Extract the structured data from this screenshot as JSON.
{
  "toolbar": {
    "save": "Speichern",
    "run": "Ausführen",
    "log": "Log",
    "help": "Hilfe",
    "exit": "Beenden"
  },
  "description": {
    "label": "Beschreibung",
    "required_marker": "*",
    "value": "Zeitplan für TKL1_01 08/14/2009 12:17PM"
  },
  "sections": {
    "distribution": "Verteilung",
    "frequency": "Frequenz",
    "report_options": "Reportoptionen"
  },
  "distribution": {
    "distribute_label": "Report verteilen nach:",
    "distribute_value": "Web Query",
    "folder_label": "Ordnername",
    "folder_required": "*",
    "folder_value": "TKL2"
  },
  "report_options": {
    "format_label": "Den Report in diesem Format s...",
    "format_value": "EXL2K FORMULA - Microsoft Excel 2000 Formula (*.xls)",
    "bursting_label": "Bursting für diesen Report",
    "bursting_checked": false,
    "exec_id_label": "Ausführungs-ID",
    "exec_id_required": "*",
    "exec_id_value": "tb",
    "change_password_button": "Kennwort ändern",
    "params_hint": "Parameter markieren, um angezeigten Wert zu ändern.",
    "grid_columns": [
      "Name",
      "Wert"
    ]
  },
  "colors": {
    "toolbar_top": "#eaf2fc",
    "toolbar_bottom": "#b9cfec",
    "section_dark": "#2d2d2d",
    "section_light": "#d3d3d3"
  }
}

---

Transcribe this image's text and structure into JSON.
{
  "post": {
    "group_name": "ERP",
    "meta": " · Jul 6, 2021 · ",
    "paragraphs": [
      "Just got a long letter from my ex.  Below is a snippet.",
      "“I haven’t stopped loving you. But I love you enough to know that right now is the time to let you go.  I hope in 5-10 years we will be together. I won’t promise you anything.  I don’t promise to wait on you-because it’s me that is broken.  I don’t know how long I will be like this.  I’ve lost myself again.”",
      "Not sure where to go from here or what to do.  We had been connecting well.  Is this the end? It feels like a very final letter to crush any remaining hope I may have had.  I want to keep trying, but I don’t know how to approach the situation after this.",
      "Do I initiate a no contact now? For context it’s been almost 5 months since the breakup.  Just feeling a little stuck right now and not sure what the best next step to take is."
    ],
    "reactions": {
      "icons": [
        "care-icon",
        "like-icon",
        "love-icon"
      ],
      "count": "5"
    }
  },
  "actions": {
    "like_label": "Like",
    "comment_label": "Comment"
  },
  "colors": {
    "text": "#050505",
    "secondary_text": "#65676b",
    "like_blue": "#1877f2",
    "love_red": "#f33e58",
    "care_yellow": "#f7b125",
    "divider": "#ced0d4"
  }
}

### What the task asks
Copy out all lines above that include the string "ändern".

### Written response
    "change_password_button": "Kennwort ändern",
    "params_hint": "Parameter markieren, um angezeigten Wert zu ändern.",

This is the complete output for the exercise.